Problem requirements —
What lines of the data below hold the string "true"? Copy each one out.

Available records —
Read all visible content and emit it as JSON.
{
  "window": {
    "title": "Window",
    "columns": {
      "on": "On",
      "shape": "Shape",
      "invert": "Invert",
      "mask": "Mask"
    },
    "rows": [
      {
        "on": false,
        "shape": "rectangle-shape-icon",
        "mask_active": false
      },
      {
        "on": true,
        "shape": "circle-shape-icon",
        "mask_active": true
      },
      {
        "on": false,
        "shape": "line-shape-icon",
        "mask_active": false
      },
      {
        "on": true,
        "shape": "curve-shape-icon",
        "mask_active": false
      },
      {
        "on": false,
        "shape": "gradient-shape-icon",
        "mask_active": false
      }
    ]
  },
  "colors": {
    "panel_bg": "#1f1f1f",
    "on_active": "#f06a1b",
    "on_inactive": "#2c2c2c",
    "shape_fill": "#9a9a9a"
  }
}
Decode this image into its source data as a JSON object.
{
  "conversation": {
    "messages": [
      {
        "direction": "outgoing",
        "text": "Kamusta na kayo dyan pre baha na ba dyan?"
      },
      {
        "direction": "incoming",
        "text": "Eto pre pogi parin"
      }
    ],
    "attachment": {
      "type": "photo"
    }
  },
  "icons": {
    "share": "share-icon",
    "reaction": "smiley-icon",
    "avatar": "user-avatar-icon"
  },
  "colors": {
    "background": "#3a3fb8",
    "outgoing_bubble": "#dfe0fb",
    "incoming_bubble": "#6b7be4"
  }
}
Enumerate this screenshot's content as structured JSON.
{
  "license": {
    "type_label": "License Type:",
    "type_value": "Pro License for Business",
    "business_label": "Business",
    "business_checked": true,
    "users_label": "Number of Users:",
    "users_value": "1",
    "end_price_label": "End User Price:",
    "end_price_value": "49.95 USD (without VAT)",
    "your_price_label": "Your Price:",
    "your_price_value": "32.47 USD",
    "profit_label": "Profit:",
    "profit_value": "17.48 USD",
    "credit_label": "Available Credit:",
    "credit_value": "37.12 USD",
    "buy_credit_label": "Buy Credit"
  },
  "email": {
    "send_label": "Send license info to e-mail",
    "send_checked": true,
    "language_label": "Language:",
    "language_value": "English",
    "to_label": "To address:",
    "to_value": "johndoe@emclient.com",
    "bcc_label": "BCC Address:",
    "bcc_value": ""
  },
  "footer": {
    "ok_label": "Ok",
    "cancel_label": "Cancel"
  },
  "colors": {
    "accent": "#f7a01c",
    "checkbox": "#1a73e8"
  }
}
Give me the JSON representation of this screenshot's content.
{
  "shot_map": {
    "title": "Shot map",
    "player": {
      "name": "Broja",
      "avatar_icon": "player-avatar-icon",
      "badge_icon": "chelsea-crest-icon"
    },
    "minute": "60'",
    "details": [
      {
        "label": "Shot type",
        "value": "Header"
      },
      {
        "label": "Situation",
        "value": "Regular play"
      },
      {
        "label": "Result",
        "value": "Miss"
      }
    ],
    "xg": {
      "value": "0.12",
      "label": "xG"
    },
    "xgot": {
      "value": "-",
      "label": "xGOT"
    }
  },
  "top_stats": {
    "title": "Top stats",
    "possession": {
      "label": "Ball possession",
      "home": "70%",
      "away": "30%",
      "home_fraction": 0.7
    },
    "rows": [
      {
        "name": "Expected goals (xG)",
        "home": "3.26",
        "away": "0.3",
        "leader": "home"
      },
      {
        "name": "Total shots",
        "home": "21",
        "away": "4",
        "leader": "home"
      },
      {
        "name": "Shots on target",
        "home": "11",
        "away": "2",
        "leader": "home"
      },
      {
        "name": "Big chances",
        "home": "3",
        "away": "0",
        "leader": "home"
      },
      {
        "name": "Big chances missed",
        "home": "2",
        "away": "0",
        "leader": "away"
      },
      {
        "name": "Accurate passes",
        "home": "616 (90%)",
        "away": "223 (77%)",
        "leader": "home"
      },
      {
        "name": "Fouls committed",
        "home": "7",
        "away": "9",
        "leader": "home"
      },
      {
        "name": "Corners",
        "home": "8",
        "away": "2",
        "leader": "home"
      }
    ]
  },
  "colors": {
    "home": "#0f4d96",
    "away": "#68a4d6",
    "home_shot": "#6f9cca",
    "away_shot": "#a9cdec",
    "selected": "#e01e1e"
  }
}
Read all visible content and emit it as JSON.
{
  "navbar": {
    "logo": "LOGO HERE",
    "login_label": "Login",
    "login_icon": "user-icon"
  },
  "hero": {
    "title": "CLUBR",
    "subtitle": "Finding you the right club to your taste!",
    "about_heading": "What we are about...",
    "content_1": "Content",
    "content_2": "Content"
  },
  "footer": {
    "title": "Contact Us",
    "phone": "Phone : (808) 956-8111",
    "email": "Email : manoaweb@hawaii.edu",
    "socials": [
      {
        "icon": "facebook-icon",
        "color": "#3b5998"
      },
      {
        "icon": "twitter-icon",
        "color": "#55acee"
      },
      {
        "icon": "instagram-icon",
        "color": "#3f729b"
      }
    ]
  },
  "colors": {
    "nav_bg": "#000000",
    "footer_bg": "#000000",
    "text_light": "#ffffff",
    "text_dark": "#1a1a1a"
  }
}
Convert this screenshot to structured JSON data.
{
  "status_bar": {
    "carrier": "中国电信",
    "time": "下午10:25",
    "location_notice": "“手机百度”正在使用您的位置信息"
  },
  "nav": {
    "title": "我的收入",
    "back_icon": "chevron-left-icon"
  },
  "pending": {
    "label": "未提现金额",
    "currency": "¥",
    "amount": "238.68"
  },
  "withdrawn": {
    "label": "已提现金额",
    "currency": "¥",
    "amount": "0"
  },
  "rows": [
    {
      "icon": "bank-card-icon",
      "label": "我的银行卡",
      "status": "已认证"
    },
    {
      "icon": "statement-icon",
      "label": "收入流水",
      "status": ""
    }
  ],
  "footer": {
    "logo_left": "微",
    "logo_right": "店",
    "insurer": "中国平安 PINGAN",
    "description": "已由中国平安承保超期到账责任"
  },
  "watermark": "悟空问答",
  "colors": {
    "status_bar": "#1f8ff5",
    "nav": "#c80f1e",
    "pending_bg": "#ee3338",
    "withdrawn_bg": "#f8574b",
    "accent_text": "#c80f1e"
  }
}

Written answer —
        "on": true,
        "mask_active": true
        "on": true,
    "business_checked": true,
    "send_checked": true,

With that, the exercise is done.